Starting this season, the UTSA-Texas State series will now be known as the H-E-B I-35 Showdown

Cue the AD boilerplate!

“We’re thrilled that H-E-B has become the title sponsor for the I-35 rivalry football games between UTSA and Texas State,” UTSA Associate Vice President/Director of Athletics Lynn Hickey said. “No matter the sport, both fan bases always show up in strong support when the Roadrunners and the Bobcats get together on the playing fields. This newly-branded name for the football games this season and next will only add to the rich history between the two schools.”
 
“It is great to have H-E-B supporting the I-35 football series between Texas State and UTSA,” Texas State Director of Athletics Larry Teis said. “H-E-B has a great relationship with the state of Texas and both universities. We have continued to play UTSA in other sports and the rivalry is strong for our student-athletes and fans.”

The two schools are natural gridiron rivals. They sit just 50 miles apart — connected by Interstate 35, of course — and compete for athletes and regular students alike. The Roadrunners and Bobcats have been Olympics sports rivals for years, primarily as members of the Southland Conference. Each football program is (obviously) in FBS now and have met only once, a 38-31 UTSA win in 2012, since the Roadrunners’ program launched in 2011.

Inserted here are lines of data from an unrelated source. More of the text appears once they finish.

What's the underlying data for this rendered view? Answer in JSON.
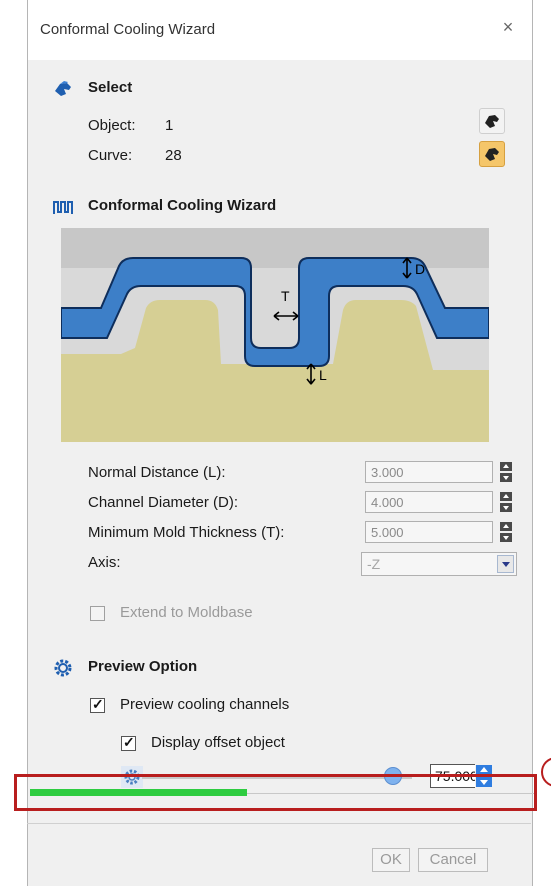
{
  "dialog": {
    "title": "Conformal Cooling Wizard",
    "close_glyph": "×"
  },
  "select_section": {
    "title": "Select",
    "object_label": "Object:",
    "object_value": "1",
    "curve_label": "Curve:",
    "curve_value": "28"
  },
  "wizard_section": {
    "title": "Conformal Cooling Wizard",
    "diagram_labels": {
      "d": "D",
      "t": "T",
      "l": "L"
    },
    "fields": [
      {
        "label": "Normal Distance (L):",
        "value": "3.000"
      },
      {
        "label": "Channel Diameter (D):",
        "value": "4.000"
      },
      {
        "label": "Minimum Mold Thickness (T):",
        "value": "5.000"
      }
    ],
    "axis_label": "Axis:",
    "axis_value": "-Z",
    "extend_label": "Extend to Moldbase",
    "extend_checked": false
  },
  "preview_section": {
    "title": "Preview Option",
    "preview_channels_label": "Preview cooling channels",
    "preview_channels_checked": true,
    "display_offset_label": "Display offset object",
    "display_offset_checked": true,
    "transparency_value": "75.000",
    "slider_level": 0.93
  },
  "progress": {
    "fraction": 0.43
  },
  "buttons": {
    "ok": "OK",
    "cancel": "Cancel"
  },
  "colors": {
    "channel_blue": "#3d7fc8",
    "mold_tan": "#d6cf94",
    "progress_green": "#2ecc40",
    "highlight_red": "#b81e1e"
  }
}
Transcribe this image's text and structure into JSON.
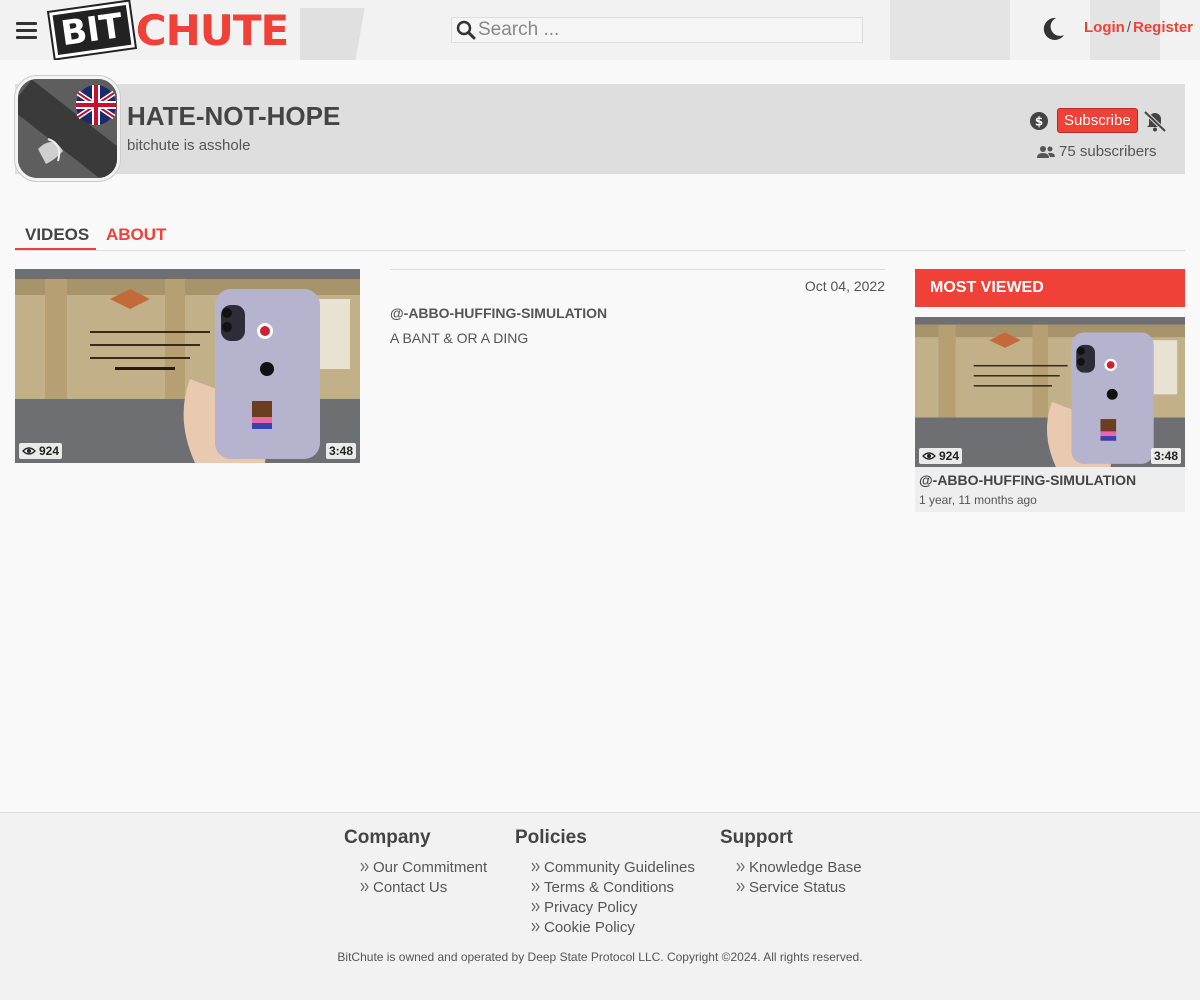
{
  "header": {
    "logo_bit": "BIT",
    "logo_chute": "CHUTE",
    "search_placeholder": "Search ...",
    "login": "Login",
    "separator": "/",
    "register": "Register"
  },
  "channel": {
    "name": "HATE-NOT-HOPE",
    "description": "bitchute is asshole",
    "subscribe_label": "Subscribe",
    "subscribers": "75 subscribers"
  },
  "tabs": [
    {
      "label": "VIDEOS"
    },
    {
      "label": "ABOUT"
    }
  ],
  "video": {
    "views": "924",
    "duration": "3:48",
    "date": "Oct 04, 2022",
    "title": "@-ABBO-HUFFING-SIMULATION",
    "description": "A BANT & OR A DING"
  },
  "most_viewed": {
    "heading": "MOST VIEWED",
    "views": "924",
    "duration": "3:48",
    "title": "@-ABBO-HUFFING-SIMULATION",
    "time_ago": "1 year, 11 months ago"
  },
  "footer": {
    "columns": [
      {
        "heading": "Company",
        "links": [
          "Our Commitment",
          "Contact Us"
        ]
      },
      {
        "heading": "Policies",
        "links": [
          "Community Guidelines",
          "Terms & Conditions",
          "Privacy Policy",
          "Cookie Policy"
        ]
      },
      {
        "heading": "Support",
        "links": [
          "Knowledge Base",
          "Service Status"
        ]
      }
    ],
    "copyright": "BitChute is owned and operated by Deep State Protocol LLC. Copyright ©2024. All rights reserved."
  },
  "colors": {
    "accent": "#ef4137",
    "background": "#f9f9f9",
    "banner": "#dedede"
  },
  "icons": [
    "hamburger-icon",
    "search-icon",
    "moon-icon",
    "dollar-icon",
    "bell-slash-icon",
    "users-icon",
    "eye-icon",
    "chevron-double-right-icon"
  ]
}
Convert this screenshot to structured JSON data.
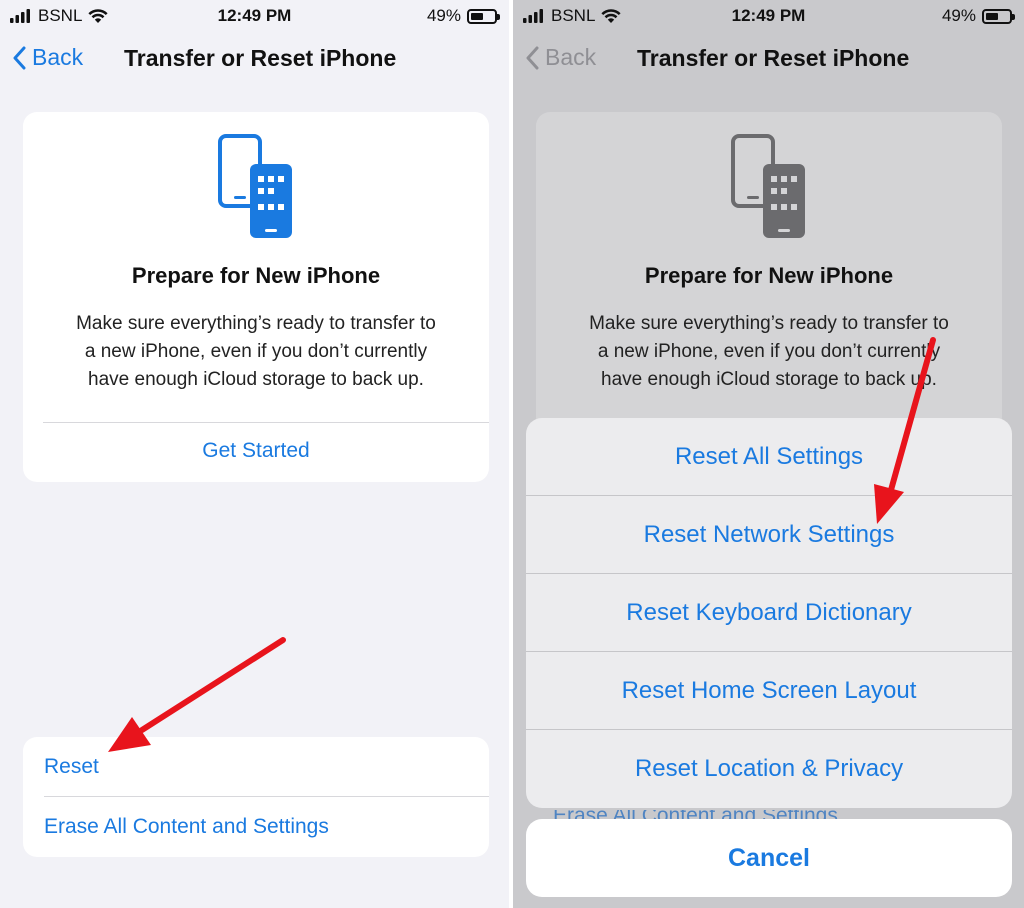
{
  "left": {
    "status": {
      "carrier": "BSNL",
      "time": "12:49 PM",
      "battery": "49%",
      "battery_level": 0.49
    },
    "nav": {
      "back_label": "Back",
      "title": "Transfer or Reset iPhone"
    },
    "prepare_card": {
      "icon": "two-phones-icon",
      "title": "Prepare for New iPhone",
      "description_lines": [
        "Make sure everything’s ready to transfer to",
        "a new iPhone, even if you don’t currently",
        "have enough iCloud storage to back up."
      ],
      "action": "Get Started"
    },
    "reset_options": [
      "Reset",
      "Erase All Content and Settings"
    ]
  },
  "right": {
    "status": {
      "carrier": "BSNL",
      "time": "12:49 PM",
      "battery": "49%",
      "battery_level": 0.49
    },
    "nav": {
      "back_label": "Back",
      "title": "Transfer or Reset iPhone"
    },
    "prepare_card": {
      "icon": "two-phones-icon",
      "title": "Prepare for New iPhone",
      "description_lines": [
        "Make sure everything’s ready to transfer to",
        "a new iPhone, even if you don’t currently",
        "have enough iCloud storage to back up."
      ]
    },
    "action_sheet": {
      "items": [
        "Reset All Settings",
        "Reset Network Settings",
        "Reset Keyboard Dictionary",
        "Reset Home Screen Layout",
        "Reset Location & Privacy"
      ],
      "cancel": "Cancel"
    },
    "obscured_row": "Erase All Content and Settings"
  },
  "colors": {
    "ios_blue": "#1a7ae0",
    "arrow_red": "#e8141c",
    "grouped_bg": "#f2f2f7",
    "dimmed_bg": "#c9c9cc"
  }
}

The series will resume Sept. 23 in San Marcos, with Texas State making a return visit to San Antonio on Sept. 22, 2018.